Utility of ultrasound-guided central venous cannulation in pediatric surgical patients: a clinical series
Article first published online: 10 JUN 2005
Volume 15, Issue 11, pages 953–958, November 2005
How to Cite
LEYVI, G., TAYLOR, D. G., REITH, E. and WASNICK, J. D. (2005), Utility of ultrasound-guided central venous cannulation in pediatric surgical patients: a clinical series. Pediatric Anesthesia, 15: 953–958. doi: 10.1111/j.1460-9592.2005.01609.x
- Issue published online: 17 OCT 2005
- Article first published online: 10 JUN 2005
- Accepted 10 January 2005
- central venous cannulation;
- ultrasound vs landmark guidance;
- pediatric cardiac surgery
Background: Central venous cannulation can be particularly difficult in pediatric patients. Central line placement is associated with many well-known complications. While ultrasound-guided techniques are well established, the majority of central venous catheters are placed using landmark guidance. This retrospective study compares the safety and efficacy of ultrasound guidance vs landmark guidance in central venous cannulation of pediatric cardiac surgery patients.

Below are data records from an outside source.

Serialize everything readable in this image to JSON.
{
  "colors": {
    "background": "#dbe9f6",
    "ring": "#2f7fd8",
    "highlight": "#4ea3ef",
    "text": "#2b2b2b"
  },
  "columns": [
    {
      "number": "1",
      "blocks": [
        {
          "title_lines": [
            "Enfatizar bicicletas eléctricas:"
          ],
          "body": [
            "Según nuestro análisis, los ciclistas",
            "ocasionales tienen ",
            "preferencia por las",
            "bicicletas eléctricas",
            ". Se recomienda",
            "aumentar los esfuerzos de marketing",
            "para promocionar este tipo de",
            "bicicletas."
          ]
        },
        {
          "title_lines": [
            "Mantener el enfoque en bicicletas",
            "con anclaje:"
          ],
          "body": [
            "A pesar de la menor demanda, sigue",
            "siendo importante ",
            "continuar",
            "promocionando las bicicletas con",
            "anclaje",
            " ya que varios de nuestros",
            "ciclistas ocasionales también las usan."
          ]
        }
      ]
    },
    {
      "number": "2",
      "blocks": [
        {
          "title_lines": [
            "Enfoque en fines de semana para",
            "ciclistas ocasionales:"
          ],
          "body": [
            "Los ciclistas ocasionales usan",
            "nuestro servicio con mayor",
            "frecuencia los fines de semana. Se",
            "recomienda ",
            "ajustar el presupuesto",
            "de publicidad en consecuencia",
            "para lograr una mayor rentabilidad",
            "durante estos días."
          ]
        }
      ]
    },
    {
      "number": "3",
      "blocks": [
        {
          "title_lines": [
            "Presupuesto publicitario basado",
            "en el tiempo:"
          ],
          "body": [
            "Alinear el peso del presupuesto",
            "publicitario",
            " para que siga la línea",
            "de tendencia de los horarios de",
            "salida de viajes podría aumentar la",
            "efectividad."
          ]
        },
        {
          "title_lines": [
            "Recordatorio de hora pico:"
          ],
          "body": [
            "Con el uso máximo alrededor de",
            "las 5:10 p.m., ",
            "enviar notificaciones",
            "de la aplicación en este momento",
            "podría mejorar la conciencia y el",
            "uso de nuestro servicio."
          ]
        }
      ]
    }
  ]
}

Methods: The medical records of 149 pediatric patients undergoing cardiac surgery over 3-year period were reviewed. Patients were classified into two cohorts based on whether central venous cannulation of the internal jugular vein was performed by ultrasound or landmark guidance. Overall success and traumatic complication rates were compared between the two groups. Additionally, comparisons between the groups were made to determine if patient size or age affected the success rate of either approach in different manner.
Results: Patients in the ultrasound-guided (n = 47) and the landmark-guided (n = 102) groups were similar with respect to age, weight, and surgical procedure for which central venous access was indicated. The overall success rate for cannulation of the internal jugular vein was 91.5% in the ultrasound-guided group and 72.5% in the landmark-guided group (P = 0.010). But in the subgroup of children under 1 year of age, success rate was 77.8% in ultrasound group and 60.9% in landmark group (P = 0.44); in children under 10 kg in weight, success rate was 80% in ultrasound group and 56.7% in landmark group (P = 0.19). There were no significant differences in the rate of traumatic complications between the two methods.
Conclusions: The overall success of internal jugular vein cannulation for pediatric cardiac surgery is significantly improved with the use of ultrasound guidance, without a significant difference in traumatic complications. However, mostly children above 1 year of age or 10 kg of weight experience advantages of ultrasound technique.